(Dataset rows describing interfaces)
BEGIN

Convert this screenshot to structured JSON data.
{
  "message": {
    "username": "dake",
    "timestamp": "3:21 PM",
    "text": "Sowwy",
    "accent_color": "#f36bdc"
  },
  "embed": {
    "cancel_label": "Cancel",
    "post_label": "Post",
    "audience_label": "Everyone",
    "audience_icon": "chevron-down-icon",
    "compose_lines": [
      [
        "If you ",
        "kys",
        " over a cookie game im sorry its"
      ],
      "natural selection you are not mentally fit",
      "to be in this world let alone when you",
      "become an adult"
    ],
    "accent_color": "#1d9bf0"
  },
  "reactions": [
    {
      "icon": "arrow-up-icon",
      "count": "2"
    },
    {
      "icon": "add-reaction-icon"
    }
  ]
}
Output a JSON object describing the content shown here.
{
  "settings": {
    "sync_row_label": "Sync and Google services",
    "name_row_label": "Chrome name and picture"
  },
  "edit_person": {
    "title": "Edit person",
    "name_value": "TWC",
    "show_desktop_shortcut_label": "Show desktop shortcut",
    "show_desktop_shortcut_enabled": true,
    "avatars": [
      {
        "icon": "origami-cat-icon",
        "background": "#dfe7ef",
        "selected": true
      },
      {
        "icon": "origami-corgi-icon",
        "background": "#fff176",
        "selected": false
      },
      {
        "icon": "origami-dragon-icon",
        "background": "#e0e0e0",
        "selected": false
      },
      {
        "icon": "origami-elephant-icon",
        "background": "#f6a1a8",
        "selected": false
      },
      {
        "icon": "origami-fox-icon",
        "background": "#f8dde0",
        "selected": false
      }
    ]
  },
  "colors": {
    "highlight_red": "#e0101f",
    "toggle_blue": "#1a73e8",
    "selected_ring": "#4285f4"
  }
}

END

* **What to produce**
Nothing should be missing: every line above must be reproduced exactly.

* **Answer to this problem**
Convert this screenshot to structured JSON data.
{
  "message": {
    "username": "dake",
    "timestamp": "3:21 PM",
    "text": "Sowwy",
    "accent_color": "#f36bdc"
  },
  "embed": {
    "cancel_label": "Cancel",
    "post_label": "Post",
    "audience_label": "Everyone",
    "audience_icon": "chevron-down-icon",
    "compose_lines": [
      [
        "If you ",
        "kys",
        " over a cookie game im sorry its"
      ],
      "natural selection you are not mentally fit",
      "to be in this world let alone when you",
      "become an adult"
    ],
    "accent_color": "#1d9bf0"
  },
  "reactions": [
    {
      "icon": "arrow-up-icon",
      "count": "2"
    },
    {
      "icon": "add-reaction-icon"
    }
  ]
}
Output a JSON object describing the content shown here.
{
  "settings": {
    "sync_row_label": "Sync and Google services",
    "name_row_label": "Chrome name and picture"
  },
  "edit_person": {
    "title": "Edit person",
    "name_value": "TWC",
    "show_desktop_shortcut_label": "Show desktop shortcut",
    "show_desktop_shortcut_enabled": true,
    "avatars": [
      {
        "icon": "origami-cat-icon",
        "background": "#dfe7ef",
        "selected": true
      },
      {
        "icon": "origami-corgi-icon",
        "background": "#fff176",
        "selected": false
      },
      {
        "icon": "origami-dragon-icon",
        "background": "#e0e0e0",
        "selected": false
      },
      {
        "icon": "origami-elephant-icon",
        "background": "#f6a1a8",
        "selected": false
      },
      {
        "icon": "origami-fox-icon",
        "background": "#f8dde0",
        "selected": false
      }
    ]
  },
  "colors": {
    "highlight_red": "#e0101f",
    "toggle_blue": "#1a73e8",
    "selected_ring": "#4285f4"
  }
}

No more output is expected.